* Task data *
·····

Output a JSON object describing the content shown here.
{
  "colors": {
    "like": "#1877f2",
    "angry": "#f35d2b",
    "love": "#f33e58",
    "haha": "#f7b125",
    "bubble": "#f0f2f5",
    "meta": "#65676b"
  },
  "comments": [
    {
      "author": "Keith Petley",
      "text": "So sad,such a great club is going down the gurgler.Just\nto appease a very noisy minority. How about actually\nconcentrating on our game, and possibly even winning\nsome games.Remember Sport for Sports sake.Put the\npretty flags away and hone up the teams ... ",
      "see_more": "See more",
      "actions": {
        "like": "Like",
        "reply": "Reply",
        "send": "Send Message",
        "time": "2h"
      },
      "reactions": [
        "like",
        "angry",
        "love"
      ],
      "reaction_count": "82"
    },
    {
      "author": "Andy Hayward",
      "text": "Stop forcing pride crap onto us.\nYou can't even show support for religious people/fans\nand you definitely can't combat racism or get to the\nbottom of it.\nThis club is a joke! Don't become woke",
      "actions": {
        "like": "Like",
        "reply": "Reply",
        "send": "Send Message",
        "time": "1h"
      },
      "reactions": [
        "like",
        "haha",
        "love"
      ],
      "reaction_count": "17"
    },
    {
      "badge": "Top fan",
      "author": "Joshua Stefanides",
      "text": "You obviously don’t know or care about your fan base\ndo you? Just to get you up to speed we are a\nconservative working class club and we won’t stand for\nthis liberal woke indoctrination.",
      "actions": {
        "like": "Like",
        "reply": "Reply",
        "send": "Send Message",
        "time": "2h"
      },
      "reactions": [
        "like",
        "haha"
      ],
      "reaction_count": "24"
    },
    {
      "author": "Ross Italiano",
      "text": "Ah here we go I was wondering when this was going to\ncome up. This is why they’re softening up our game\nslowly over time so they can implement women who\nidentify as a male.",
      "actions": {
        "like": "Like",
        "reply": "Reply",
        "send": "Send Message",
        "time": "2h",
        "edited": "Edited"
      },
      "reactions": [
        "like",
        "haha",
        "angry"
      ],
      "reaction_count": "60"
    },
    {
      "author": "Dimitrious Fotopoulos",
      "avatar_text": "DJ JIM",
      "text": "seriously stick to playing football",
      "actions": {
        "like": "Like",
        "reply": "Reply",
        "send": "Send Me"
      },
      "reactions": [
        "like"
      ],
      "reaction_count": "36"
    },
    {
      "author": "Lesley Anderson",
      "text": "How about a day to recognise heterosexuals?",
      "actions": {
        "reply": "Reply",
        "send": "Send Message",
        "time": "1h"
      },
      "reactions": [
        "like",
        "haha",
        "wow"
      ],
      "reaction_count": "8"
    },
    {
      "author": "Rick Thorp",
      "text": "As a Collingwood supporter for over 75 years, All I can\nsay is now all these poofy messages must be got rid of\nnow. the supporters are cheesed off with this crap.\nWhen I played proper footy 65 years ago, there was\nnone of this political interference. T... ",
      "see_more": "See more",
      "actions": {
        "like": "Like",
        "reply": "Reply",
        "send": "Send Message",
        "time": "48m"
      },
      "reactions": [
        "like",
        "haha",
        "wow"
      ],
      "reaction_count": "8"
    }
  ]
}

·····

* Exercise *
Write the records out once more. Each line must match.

* Output for this task *
Output a JSON object describing the content shown here.
{
  "colors": {
    "like": "#1877f2",
    "angry": "#f35d2b",
    "love": "#f33e58",
    "haha": "#f7b125",
    "bubble": "#f0f2f5",
    "meta": "#65676b"
  },
  "comments": [
    {
      "author": "Keith Petley",
      "text": "So sad,such a great club is going down the gurgler.Just\nto appease a very noisy minority. How about actually\nconcentrating on our game, and possibly even winning\nsome games.Remember Sport for Sports sake.Put the\npretty flags away and hone up the teams ... ",
      "see_more": "See more",
      "actions": {
        "like": "Like",
        "reply": "Reply",
        "send": "Send Message",
        "time": "2h"
      },
      "reactions": [
        "like",
        "angry",
        "love"
      ],
      "reaction_count": "82"
    },
    {
      "author": "Andy Hayward",
      "text": "Stop forcing pride crap onto us.\nYou can't even show support for religious people/fans\nand you definitely can't combat racism or get to the\nbottom of it.\nThis club is a joke! Don't become woke",
      "actions": {
        "like": "Like",
        "reply": "Reply",
        "send": "Send Message",
        "time": "1h"
      },
      "reactions": [
        "like",
        "haha",
        "love"
      ],
      "reaction_count": "17"
    },
    {
      "badge": "Top fan",
      "author": "Joshua Stefanides",
      "text": "You obviously don’t know or care about your fan base\ndo you? Just to get you up to speed we are a\nconservative working class club and we won’t stand for\nthis liberal woke indoctrination.",
      "actions": {
        "like": "Like",
        "reply": "Reply",
        "send": "Send Message",
        "time": "2h"
      },
      "reactions": [
        "like",
        "haha"
      ],
      "reaction_count": "24"
    },
    {
      "author": "Ross Italiano",
      "text": "Ah here we go I was wondering when this was going to\ncome up. This is why they’re softening up our game\nslowly over time so they can implement women who\nidentify as a male.",
      "actions": {
        "like": "Like",
        "reply": "Reply",
        "send": "Send Message",
        "time": "2h",
        "edited": "Edited"
      },
      "reactions": [
        "like",
        "haha",
        "angry"
      ],
      "reaction_count": "60"
    },
    {
      "author": "Dimitrious Fotopoulos",
      "avatar_text": "DJ JIM",
      "text": "seriously stick to playing football",
      "actions": {
        "like": "Like",
        "reply": "Reply",
        "send": "Send Me"
      },
      "reactions": [
        "like"
      ],
      "reaction_count": "36"
    },
    {
      "author": "Lesley Anderson",
      "text": "How about a day to recognise heterosexuals?",
      "actions": {
        "reply": "Reply",
        "send": "Send Message",
        "time": "1h"
      },
      "reactions": [
        "like",
        "haha",
        "wow"
      ],
      "reaction_count": "8"
    },
    {
      "author": "Rick Thorp",
      "text": "As a Collingwood supporter for over 75 years, All I can\nsay is now all these poofy messages must be got rid of\nnow. the supporters are cheesed off with this crap.\nWhen I played proper footy 65 years ago, there was\nnone of this political interference. T... ",
      "see_more": "See more",
      "actions": {
        "like": "Like",
        "reply": "Reply",
        "send": "Send Message",
        "time": "48m"
      },
      "reactions": [
        "like",
        "haha",
        "wow"
      ],
      "reaction_count": "8"
    }
  ]
}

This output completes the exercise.